Groceries: We eat well but not extravagantly. The total includes £23.95 for wine £324.67
Eating out: We enjoy a coffee in a cafe and the occasional meal out. In February we dined out on just two occasions; once at an all your can eat Sunday lunch buffet in a very good Thai restaurant in Banbury and one visit to Costa Coffee for a coffee and a slice of cake – £45.20
Entertainment: I love to read. I love my Kindle. It’s so easy to finish a book, use my laptop to browse through the Kindle books on Amazon, click a button and open my new book within a minute or two. I don’t read as much as I would like because of the time I spend adding content to this site. However, I still get through three or four books a month. I overdid my reading in February with five books downloaded – £25.03
Car: A low cost month for motoring. Forty pounds for fuel and the rest to add Sally to my policy – £54.19
Clothing: I’m still trying to spend as little as possible on clothing but I needed a new fleece work shirt and yet another pair of wellies. I bought a good pair of wellies in January for £35 but by mid February one of them had split. I was given the choice of either sending them back to Dunlop for a possible refund or biting the bullet and buying another pair at the discounted price of £24. I chose the latter- £46.29
My total none-boat-related living costs for February were £668.33 bringing my overall total for January to £1,381.47. It’s the calm before the storm. In March we’re fitting solar panels and new flooring. God help us,and our bank account!
This is an example of the monthly expenses detailed in my guide Living on a Narrowboat: The REAL Cost of a Life Afloat. If you’re seriously considering buying a narrowboat to live on it’s an essential read. Some of the costs listed in this article are optional.
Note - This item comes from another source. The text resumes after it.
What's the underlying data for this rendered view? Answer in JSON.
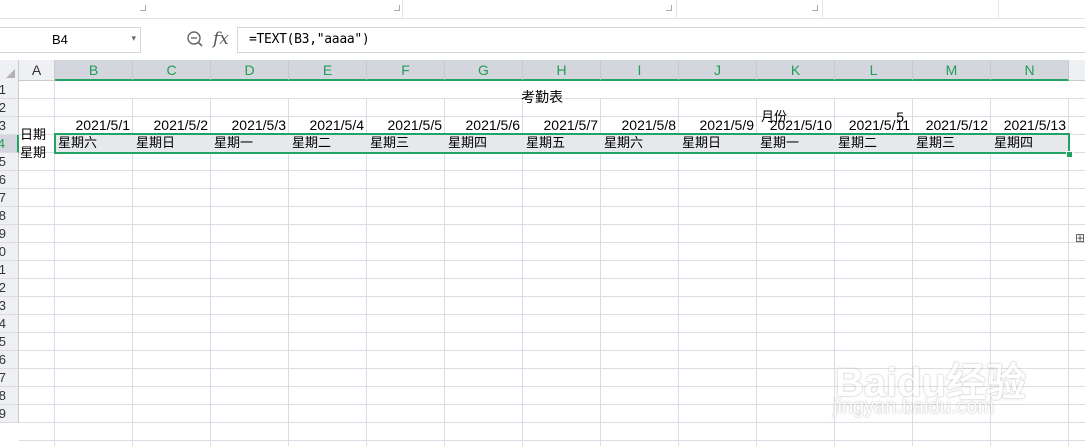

You may be able to live on less than we do, but many of the costs that apply to us will also apply to you too. Many potential boat owners mistakenly think that a narrowboat floating home is a low cost alternative to bricks and mortar. Nothing could be further from the truth. Please read the guide before you make a very expensive mistake.